7 C. Types of value-based fees
TIP: Good project management facilitates the negotiation and development of value-based
fees, such as flat fees and retainers (whether or not combined with success fees or collars).
Scoping a project as part of the planning stage including who will do what, how much effort
they will put into it, and what they will deliver and carefully developing the budget aid the
negotiation process because they help both the legal department and outside counsel clarify
the cost and the value of the work.
The case example in Chapter 8, p. 76, focuses on value-based fees and a value-added delivery
structure for Colt, a Europe-headquartered international company.
Value-based fee options
Fixed fees are used to affix a price to a “deliverable” or a distinct piece of work, with all ancillary
preparation and effort reflected in that price. Data can come from multiple sources (historical
information, other items in the portfolio, bids or price quotes from existing firms or new firms).
Litigation examples include paying X as the “all in” fee for a law firm to draft and argue a summary
judgment motion, paying Y as the “all in” fee per deposition taken, and paying Z per page or per
gigabyte for first level/responsiveness review on a document production. Transaction examples
include paying X to produce initial draft of license agreement Y to negotiate outstanding issues with
other side; and Z to finalize documents and conduct closing.
Not all matter or all deliverables are equally complex. As a result, what is ostensibly a similar piece
of work–a summary judgment briefing and argument – may cost very different amounts across
two different matters based on complexity. That is as it should be. Increasingly, sophisticated
clients capturing their data over time to build fee schedules for pieces of work based on degrees
of complexity. This enables them to compare prices of “like” projects or deliverables with similar
complexity profiles to arrive at apples-to-apples assessments on cost. This requires an investment of
time and effort, but the case studies below illustrate the larger benefits.
•;Advantages: This approach accommodates uncertainty and provides flexibility in the future

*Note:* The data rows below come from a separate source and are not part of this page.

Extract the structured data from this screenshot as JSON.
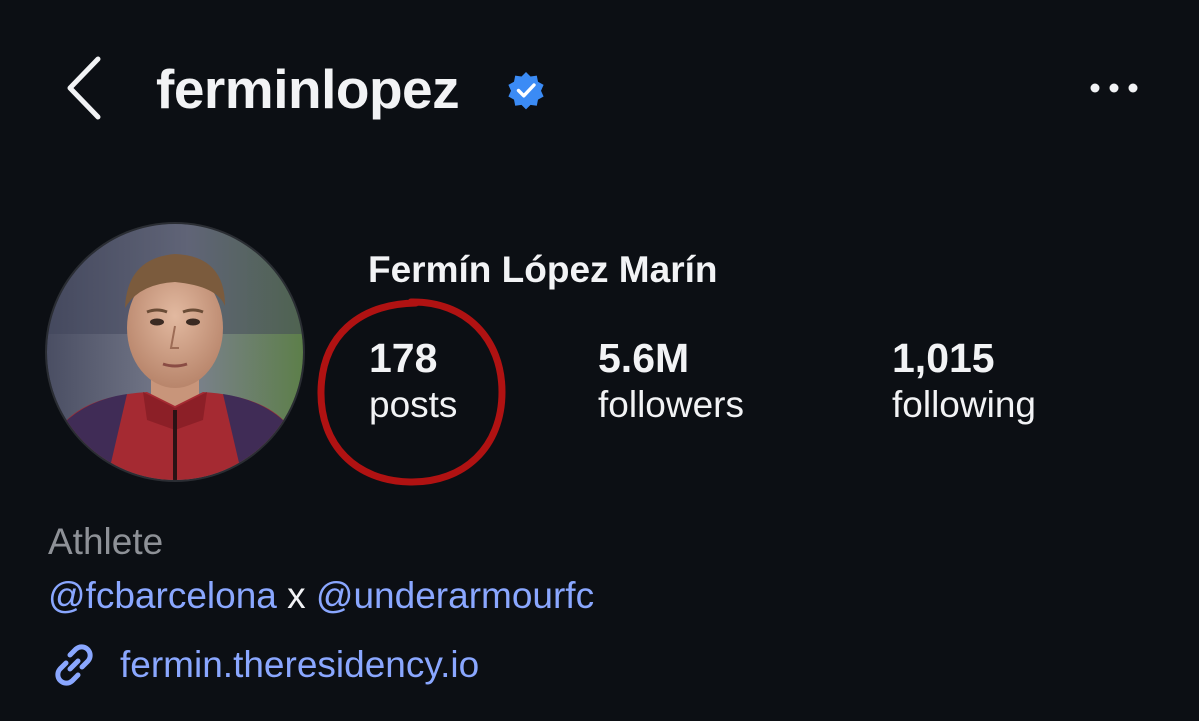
{
  "header": {
    "back_icon": "chevron-left-icon",
    "username": "ferminlopez",
    "verified_icon": "verified-badge-icon",
    "more_icon": "more-horizontal-icon"
  },
  "profile": {
    "full_name": "Fermín López Marín",
    "avatar_icon": "profile-photo"
  },
  "stats": [
    {
      "value": "178",
      "label": "posts"
    },
    {
      "value": "5.6M",
      "label": "followers"
    },
    {
      "value": "1,015",
      "label": "following"
    }
  ],
  "annotation": {
    "color": "#b01212"
  },
  "bio": {
    "category": "Athlete",
    "mention_1": "@fcbarcelona",
    "separator": "x",
    "mention_2": "@underarmourfc",
    "link_icon": "link-icon",
    "link": "fermin.theresidency.io"
  },
  "colors": {
    "background": "#0c0f14",
    "text": "#f2f3f5",
    "muted": "#8e9197",
    "link": "#8aa7ff",
    "verified": "#3b8bf5"
  }
}
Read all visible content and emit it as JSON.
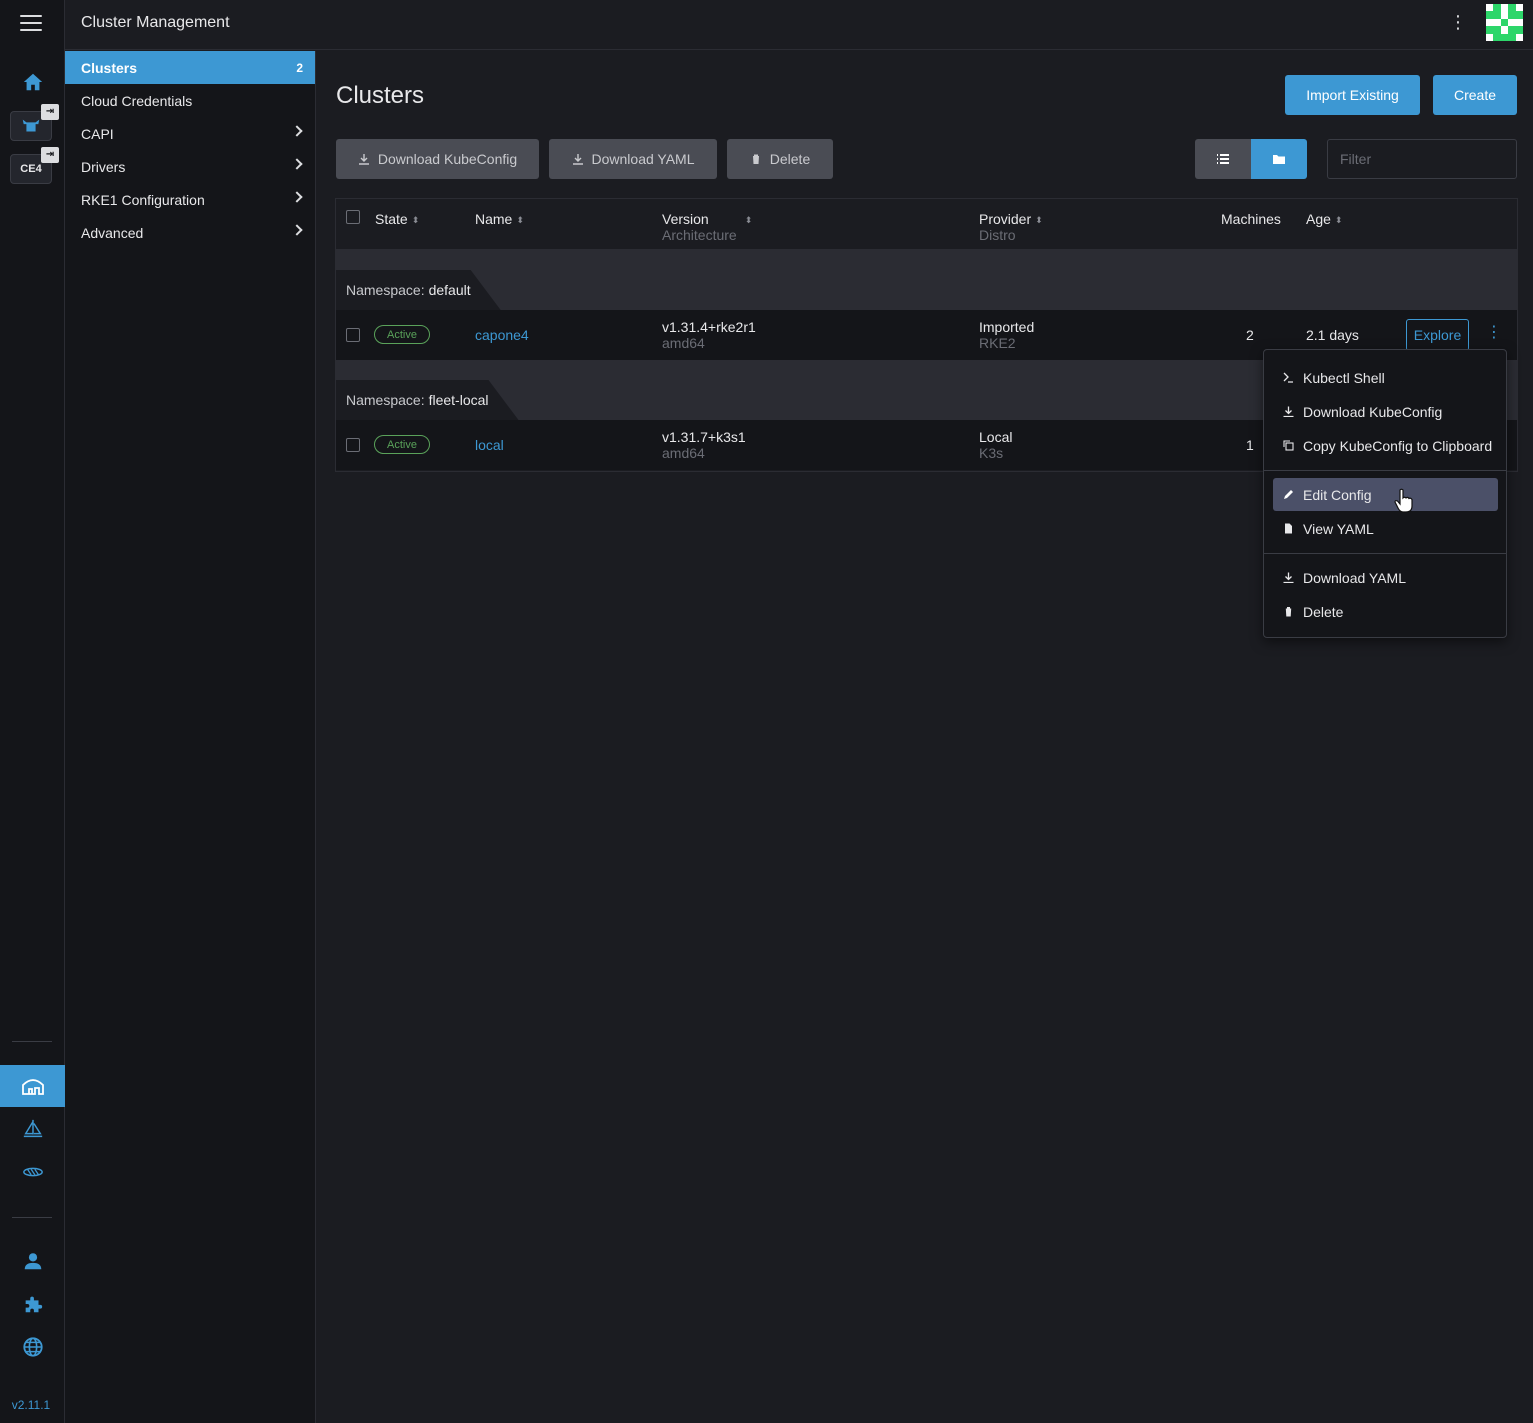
{
  "app": {
    "title": "Cluster Management",
    "version": "v2.11.1"
  },
  "rail": {
    "cluster_chip_label": "CE4",
    "pin_glyph": "⇥"
  },
  "sidenav": {
    "items": [
      {
        "label": "Clusters",
        "count": "2",
        "active": true
      },
      {
        "label": "Cloud Credentials"
      },
      {
        "label": "CAPI",
        "expandable": true
      },
      {
        "label": "Drivers",
        "expandable": true
      },
      {
        "label": "RKE1 Configuration",
        "expandable": true
      },
      {
        "label": "Advanced",
        "expandable": true
      }
    ]
  },
  "page": {
    "title": "Clusters",
    "import_label": "Import Existing",
    "create_label": "Create",
    "bulk": {
      "download_kubeconfig": "Download KubeConfig",
      "download_yaml": "Download YAML",
      "delete": "Delete"
    },
    "filter_placeholder": "Filter"
  },
  "table": {
    "headers": {
      "state": "State",
      "name": "Name",
      "version": "Version",
      "architecture": "Architecture",
      "provider": "Provider",
      "distro": "Distro",
      "machines": "Machines",
      "age": "Age"
    },
    "groups": [
      {
        "prefix": "Namespace:",
        "namespace": "default",
        "rows": [
          {
            "state": "Active",
            "name": "capone4",
            "version": "v1.31.4+rke2r1",
            "arch": "amd64",
            "provider": "Imported",
            "distro": "RKE2",
            "machines": "2",
            "age": "2.1 days",
            "action": "Explore"
          }
        ]
      },
      {
        "prefix": "Namespace:",
        "namespace": "fleet-local",
        "rows": [
          {
            "state": "Active",
            "name": "local",
            "version": "v1.31.7+k3s1",
            "arch": "amd64",
            "provider": "Local",
            "distro": "K3s",
            "machines": "1"
          }
        ]
      }
    ]
  },
  "menu": {
    "items": [
      {
        "label": "Kubectl Shell",
        "icon": "terminal-icon"
      },
      {
        "label": "Download KubeConfig",
        "icon": "download-icon"
      },
      {
        "label": "Copy KubeConfig to Clipboard",
        "icon": "copy-icon"
      },
      {
        "label": "Edit Config",
        "icon": "pencil-icon",
        "hovered": true
      },
      {
        "label": "View YAML",
        "icon": "file-icon"
      },
      {
        "label": "Download YAML",
        "icon": "download-icon"
      },
      {
        "label": "Delete",
        "icon": "trash-icon"
      }
    ]
  },
  "colors": {
    "accent": "#3d98d3",
    "active_green": "#5aa25a",
    "background": "#1b1c21",
    "panel": "#141519"
  }
}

scope of work by pricing “units,” which allows for fee adjustments as the number of units
rises or falls.
•;Drawbacks: It takes time and effort to properly craft the numbers and adjust for changes in